A “ghost pour” is a syndrome where Kegbot records a drink that didn’t actually happen (that is, wasn’t actually the result of meter activity).

This article is a work in progress. Last Updated: July 29 2014.


The prevailing cause of ghost pours is electromagnetic interference (EMI), which gets picked up by the Kegboard and recorded as flow meter activity.

EMI can come from many sources, but the typical source that affects Kegbotters is the refrigerator/kegerator itself: refrigerators motors and compressors generate large inductive loads, and are typically close to the Kegbot electronics.

Sometimes a suspected “ghost pour” has a much simpler explanation:

  • Settling/bubbles/meter activity: Small amounts of meter activity can also sometimes a spurious drink to be recorded. This is not common, and can be ruled out through testing (see Diagnosing a ghost pour).
  • Short circuit: Never place a Kegboard on a conductive surface without proper insulation; short circuits can lead to unpredictable behavior.
  • Moisture: A type of short circuit, moisture on Kegboard, Kegboard Coaster, or cable connections can cause unpredictable behavior. Always ensure Kegbot electronics are kept dry.

The rest of this article will focus on EMI as the primary cause.


We don’t have exact numbers since many Kegbotters run their systems privately and have not reported issues, but empirically we believe most users never experience a ghost pour. This supports our current understanding of the syndrome as occurring largely due to the system’s environment.

Kegboard Pro Mini includes a low-pass RC filter on each flow meter input, which has lowered or eliminated the issue for many users. DIY Kegboard Shields (which do not have these filters) may be more susceptible.

Diagnosing a ghost pour

The following steps are one technique to confirm that EMI is the source of a system’s ghost pour issues:

  1. Disconnect the keg coupler and drain the beer tubing, but leave the rest of the system intact.
  2. Wait until a ghost pour is observed. If observed, since meter activity could not have occurred, the source is likely EMI.
  3. Transport the meter, kegboard, and tablet to another location away from probable EMI sources like the kegerator.
  4. Repeat step 2, awaiting a ghost pour. If not observed, it’s likely that EMI from the refrigerator is to blame.

Mitigation: Hardware and Placement

The following strategies may mitigate or eliminate EMI issues in your system. Please note that we can not yet recommend a single “silver bullet” that solves the issue.

  • Placement: Position your Kegboard, USB wiring, and flow meter and cable as far away from the refrigerator compressor as possible.
  • Ferrite bead: Use a USB cable with a ferrite core/bead, which can help dampen high-frequency noise. Snap-on ferrite core clips can also be applied to your flow meter cable.
  • Shorten flow meter cable: (Only for DIY users). Use a shorter CAT5 cable; very long cables have a greater susceptibility to EMI.

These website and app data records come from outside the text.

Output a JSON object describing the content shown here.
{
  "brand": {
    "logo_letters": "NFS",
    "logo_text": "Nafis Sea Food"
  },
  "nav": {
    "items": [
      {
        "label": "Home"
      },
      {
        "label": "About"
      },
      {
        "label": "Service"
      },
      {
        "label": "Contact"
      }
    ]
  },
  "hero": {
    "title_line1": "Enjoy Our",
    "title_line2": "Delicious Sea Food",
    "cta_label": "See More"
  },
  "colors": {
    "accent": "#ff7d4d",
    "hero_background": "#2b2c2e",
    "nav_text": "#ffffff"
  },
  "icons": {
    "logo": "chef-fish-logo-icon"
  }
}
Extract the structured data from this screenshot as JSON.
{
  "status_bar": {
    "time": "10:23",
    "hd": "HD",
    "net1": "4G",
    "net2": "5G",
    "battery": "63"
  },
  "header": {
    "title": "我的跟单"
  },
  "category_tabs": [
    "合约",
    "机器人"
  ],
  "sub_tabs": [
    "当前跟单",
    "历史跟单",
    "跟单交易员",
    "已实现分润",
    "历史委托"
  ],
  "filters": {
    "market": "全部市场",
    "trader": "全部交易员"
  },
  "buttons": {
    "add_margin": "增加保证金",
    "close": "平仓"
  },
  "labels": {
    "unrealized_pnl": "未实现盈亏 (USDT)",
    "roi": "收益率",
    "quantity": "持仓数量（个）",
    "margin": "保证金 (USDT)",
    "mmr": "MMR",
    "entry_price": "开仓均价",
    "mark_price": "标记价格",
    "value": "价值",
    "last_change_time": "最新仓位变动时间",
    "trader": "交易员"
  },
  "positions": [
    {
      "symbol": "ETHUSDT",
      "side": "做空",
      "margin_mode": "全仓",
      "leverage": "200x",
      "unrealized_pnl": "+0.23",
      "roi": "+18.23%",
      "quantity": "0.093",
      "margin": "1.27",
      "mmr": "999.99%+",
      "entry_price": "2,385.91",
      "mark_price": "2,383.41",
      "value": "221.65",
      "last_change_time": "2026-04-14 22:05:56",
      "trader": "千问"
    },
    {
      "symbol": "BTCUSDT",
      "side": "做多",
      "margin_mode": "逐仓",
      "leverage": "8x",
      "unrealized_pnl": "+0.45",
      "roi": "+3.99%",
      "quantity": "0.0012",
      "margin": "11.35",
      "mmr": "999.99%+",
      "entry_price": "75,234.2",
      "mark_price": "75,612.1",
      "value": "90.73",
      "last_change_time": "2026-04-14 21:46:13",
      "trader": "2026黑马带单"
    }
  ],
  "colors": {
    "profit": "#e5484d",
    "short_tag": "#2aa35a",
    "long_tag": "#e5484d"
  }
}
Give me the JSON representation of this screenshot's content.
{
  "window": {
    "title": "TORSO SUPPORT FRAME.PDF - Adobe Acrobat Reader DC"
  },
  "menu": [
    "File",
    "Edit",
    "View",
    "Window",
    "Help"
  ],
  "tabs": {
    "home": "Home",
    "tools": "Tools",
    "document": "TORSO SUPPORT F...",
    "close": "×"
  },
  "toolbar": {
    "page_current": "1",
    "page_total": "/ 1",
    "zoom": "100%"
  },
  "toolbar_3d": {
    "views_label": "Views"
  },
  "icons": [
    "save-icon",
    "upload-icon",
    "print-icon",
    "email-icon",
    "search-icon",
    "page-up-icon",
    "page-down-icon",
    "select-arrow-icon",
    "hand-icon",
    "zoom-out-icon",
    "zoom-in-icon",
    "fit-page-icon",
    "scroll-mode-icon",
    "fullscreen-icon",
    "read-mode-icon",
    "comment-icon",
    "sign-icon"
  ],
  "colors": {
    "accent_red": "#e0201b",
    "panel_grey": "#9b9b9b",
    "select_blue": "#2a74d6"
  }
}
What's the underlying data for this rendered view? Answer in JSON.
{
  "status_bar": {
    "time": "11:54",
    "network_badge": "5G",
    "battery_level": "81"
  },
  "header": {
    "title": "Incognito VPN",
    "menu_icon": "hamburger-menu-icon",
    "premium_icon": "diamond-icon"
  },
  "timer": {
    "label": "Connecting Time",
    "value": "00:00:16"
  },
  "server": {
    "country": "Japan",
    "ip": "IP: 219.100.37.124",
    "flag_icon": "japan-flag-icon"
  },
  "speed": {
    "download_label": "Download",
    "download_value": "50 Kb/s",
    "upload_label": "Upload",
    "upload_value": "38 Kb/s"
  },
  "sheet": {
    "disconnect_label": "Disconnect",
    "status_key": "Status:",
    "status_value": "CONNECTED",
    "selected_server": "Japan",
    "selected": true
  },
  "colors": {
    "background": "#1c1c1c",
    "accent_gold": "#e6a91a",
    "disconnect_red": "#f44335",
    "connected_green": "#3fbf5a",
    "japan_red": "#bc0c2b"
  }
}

Additional Resources

There is an open topic in the Kegbot forum for discussion related to this issue.